When James Davies and his wife return from a trip to a house that smells of rotten food, they call Sears for the third time in two years for help with their Kenmore appliance. This time, they want a replacement instead of another repair, and the company’s customer service staff refuses. So Davies hits the web.
When Alex Baretta’s Google Pixel went on the blink, the company agreed to replace it with a refurbished mobile phone. Baretta isn’t happy with that resolution: He wants an entirely new phone. But he hasn’t had any luck convincing Google that it should provide him with one.
It takes Frigidaire two months to replace Missi McLean’s broken refrigerator. Then it delivers another appliance that doesn’t work. Can this Frigidaire be saved?
I have never been a big believer in warranties, and I’ve never bought an extended warranty. But when a product dies within six months of purchase, you’d better believe I’m calling foul on a junk product.
Even though Neiman Marcus promises Julia Lee a $125 gift card, it doesn’t arrive. Now, the retailer says it’s expired. What gives?
While a Sears technician tries to replace an oven, it catches on fire. Is it time for a new appliance?
The $50 Expedia coupon the agency promises Viola Wilson doesn’t arrive in one piece, and when she asks for a replacement, it sends her coupons. Shouldn’t it be sending her another card?

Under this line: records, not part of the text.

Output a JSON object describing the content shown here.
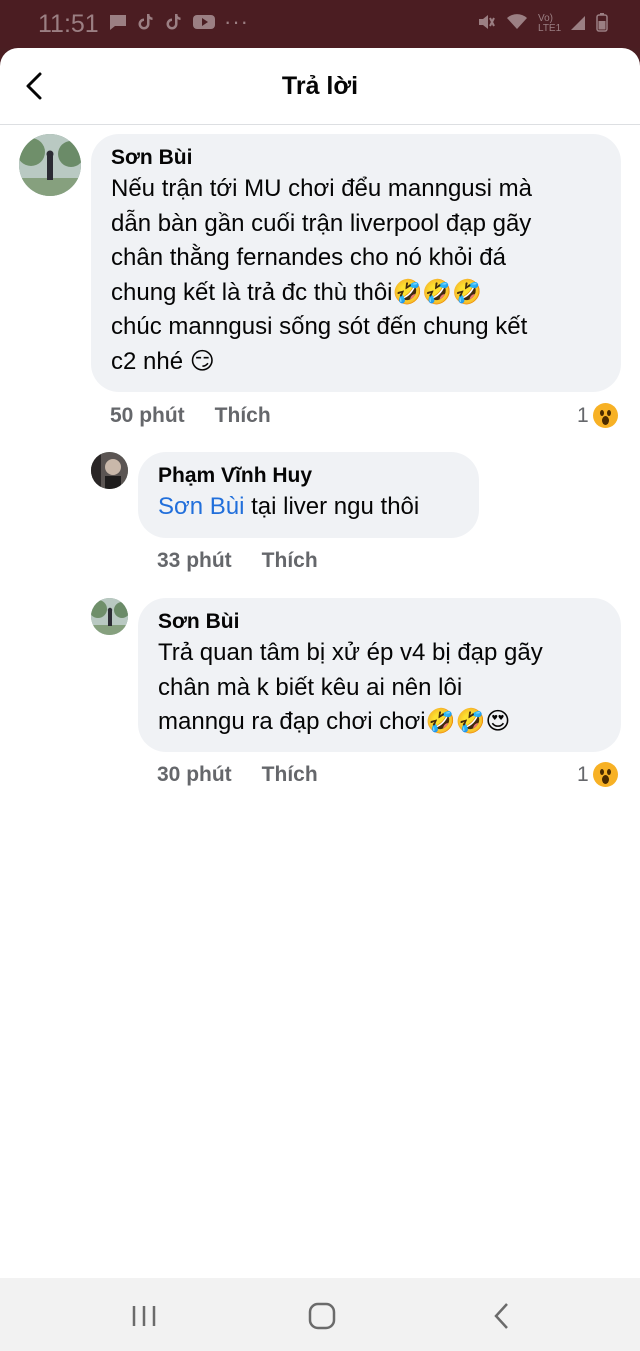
{
  "status_bar": {
    "time": "11:51",
    "dots": "···",
    "net_label": "Vo) LTE1"
  },
  "header": {
    "title": "Trả lời"
  },
  "comments": [
    {
      "author": "Sơn Bùi",
      "text": "Nếu trận tới MU chơi đểu  manngusi  mà\ndẫn bàn gần cuối trận liverpool đạp gãy\nchân thằng fernandes cho nó khỏi đá\nchung kết là trả đc thù thôi🤣🤣🤣\nchúc manngusi sống sót đến chung kết\nc2 nhé 😏",
      "time": "50 phút",
      "like": "Thích",
      "reactions": "1"
    },
    {
      "author": "Phạm Vĩnh Huy",
      "mention": "Sơn Bùi",
      "text": " tại liver ngu thôi",
      "time": "33 phút",
      "like": "Thích"
    },
    {
      "author": "Sơn Bùi",
      "text": "Trả quan tâm bị xử ép v4 bị đạp gãy\nchân mà k biết kêu ai nên lôi\nmanngu ra đạp chơi chơi🤣🤣😍",
      "time": "30 phút",
      "like": "Thích",
      "reactions": "1"
    }
  ],
  "icons": {
    "back": "chevron-left-icon",
    "reaction": "wow-reaction-icon",
    "nav_recent": "recent-apps-icon",
    "nav_home": "home-icon",
    "nav_back": "back-icon"
  }
}
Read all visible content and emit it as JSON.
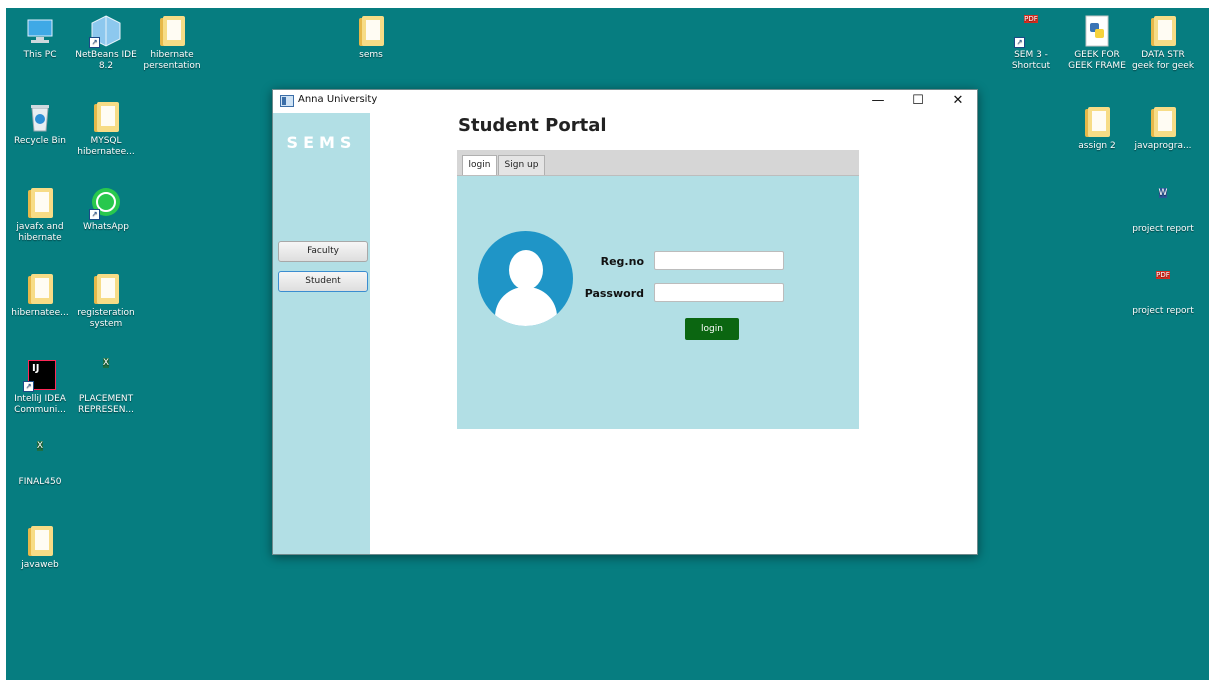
{
  "desktop": {
    "icons": {
      "this_pc": "This PC",
      "netbeans": "NetBeans IDE 8.2",
      "hibernate_presentation": "hibernate persentation",
      "sems_folder": "sems",
      "recycle_bin": "Recycle Bin",
      "mysql": "MYSQL hibernatee...",
      "javafx": "javafx and hibernate",
      "whatsapp": "WhatsApp",
      "hibernatee": "hibernatee...",
      "registeration": "registeration system",
      "intellij": "IntelliJ IDEA Communi...",
      "placement": "PLACEMENT REPRESEN...",
      "final450": "FINAL450",
      "javaweb": "javaweb",
      "sem3": "SEM 3 - Shortcut",
      "geek_frame": "GEEK FOR GEEK FRAME",
      "data_str": "DATA STR geek for geek",
      "assign2": "assign 2",
      "javaprogra": "javaprogra...",
      "project_report_word": "project report",
      "project_report_pdf": "project report"
    },
    "file_tags": {
      "excel": "X",
      "word": "W",
      "pdf": "PDF",
      "intellij": "IJ"
    }
  },
  "window": {
    "title": "Anna University",
    "minimize": "—",
    "maximize": "☐",
    "close": "✕"
  },
  "sidebar": {
    "logo": "SEMS",
    "faculty_label": "Faculty",
    "student_label": "Student"
  },
  "main": {
    "title": "Student Portal",
    "tabs": {
      "login": "login",
      "signup": "Sign up"
    },
    "form": {
      "regno_label": "Reg.no",
      "regno_value": "",
      "password_label": "Password",
      "password_value": "",
      "login_button": "login"
    }
  },
  "colors": {
    "desktop": "#067d80",
    "sidebar": "#b2dfe5",
    "avatar": "#1f95c7",
    "login_button": "#0b6611"
  }
}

Stephen Ashley’s refrigerator is cursed. Can a consumer advocate lift the spell?